Criterions to be considered as a tax resident of France.

Tax residency : When are you considered as a French tax resident?

29 Jun 2020

The concept of tax domicile or residency is at the heart of the rules of international tax law applicable to individuals.
Indeed, it makes it possible to determine the extent of their tax obligations:

Do you have to pay your taxes in France?

What income is concerned?

Article 4A of the French General Tax Code establishes an essential division around the notion of tax domicile:
– Individuals domiciled in France subject to income tax on all their worldwide income,
– others not domiciled in France are only taxable on their income from French sources.

Knowing whether or not you are «domiciled in France» is therefore essential.
Whether you are French or not, the French tax authorities consider your tax domicile to be in France if you meet one of the following criteria:
– you have your home or your main place of residence in France ;
– you carry on a professional activity in France in France, whether or not you are an employee
– you have the centre of your economic interests in France.

You only need to meet one of these criteria to be considered as a French tax resident.

However, it is possible for the same taxpayer to be considered as a tax resident by two different States.
France may consider that he meets one of these three criteria and another country may also do so on the basis of its own criteria.
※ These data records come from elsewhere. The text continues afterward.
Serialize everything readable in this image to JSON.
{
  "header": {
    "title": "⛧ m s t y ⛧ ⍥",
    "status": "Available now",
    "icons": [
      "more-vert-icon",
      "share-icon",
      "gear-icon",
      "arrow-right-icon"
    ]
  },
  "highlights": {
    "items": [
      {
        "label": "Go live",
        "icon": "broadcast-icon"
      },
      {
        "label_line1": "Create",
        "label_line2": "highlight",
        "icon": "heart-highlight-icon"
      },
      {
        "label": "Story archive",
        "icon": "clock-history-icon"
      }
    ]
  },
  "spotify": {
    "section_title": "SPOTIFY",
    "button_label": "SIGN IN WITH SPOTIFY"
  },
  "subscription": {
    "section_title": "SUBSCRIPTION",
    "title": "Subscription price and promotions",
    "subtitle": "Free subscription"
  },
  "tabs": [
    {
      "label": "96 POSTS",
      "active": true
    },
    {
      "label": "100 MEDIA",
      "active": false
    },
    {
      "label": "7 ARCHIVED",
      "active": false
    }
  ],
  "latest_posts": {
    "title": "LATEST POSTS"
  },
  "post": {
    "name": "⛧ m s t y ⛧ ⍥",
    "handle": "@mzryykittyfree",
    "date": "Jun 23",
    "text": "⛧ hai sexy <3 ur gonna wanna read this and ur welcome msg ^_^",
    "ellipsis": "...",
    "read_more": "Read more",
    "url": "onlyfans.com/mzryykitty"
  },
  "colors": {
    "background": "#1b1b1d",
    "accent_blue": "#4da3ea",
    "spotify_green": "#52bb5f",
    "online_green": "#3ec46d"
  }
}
There is then what can be called a conflict of residences which will be settled by the application of a bilateral tax treaty between two States if it exists. The vast majority of these tax treaties are modelled on the convention proposed by the OECD and provide for
successive criteria for resolving this conflict of residence.

For example, in the FrancoBritish tax treaty, if a person is considered as a resident of both States according to their domestic law, Article 4-2 of the treaty of 19 June 2008 provides for successive criteria to settle this conflict of residence. These criteria are in line with the OECD Model Convention. If one criterion clearly tilts the conflict towards one State, the person is resident in that State without moving on to the next, if it does not allow a decision to be made, the person must move on to the next criterion and so
on:

First criterion:  the permanent home – this is any form of dwelling that the taxpayer has on a permanent basis

Second criterion:  the centre of vital interests: family and social relations, occupations, political and cultural activities of the person concerned,

Third criterion: the seat of its business, the place from which it administers its property, without establishing a hierarchy between its economic and personal links.

Fourth criterion: nationality. It is essential to determine your tax domicile in order to know your tax system both in terms of direct taxes, such as incometax, and in terms of transfer duties, such as inheritance or gift tax.


We assist clients for their move to France. Contact us for a personalized study of your situation and an estimation of your taxes in France

CONTACT US FOR ASSISTANCE.


sandy-dalmas-expert-comptable-lyon

Sandy Dalmas
Expert-Comptable – Chartered-Accountant

Sandy has more than 10 years of experience at  Roche & Cie.
Specialist of Non-residents’ taxation, real estate and related activities.
Contacts.


Cabinet Roche & Cie, Chartered Accountants in France
Specialist in Real-Estate and non-residents’ taxation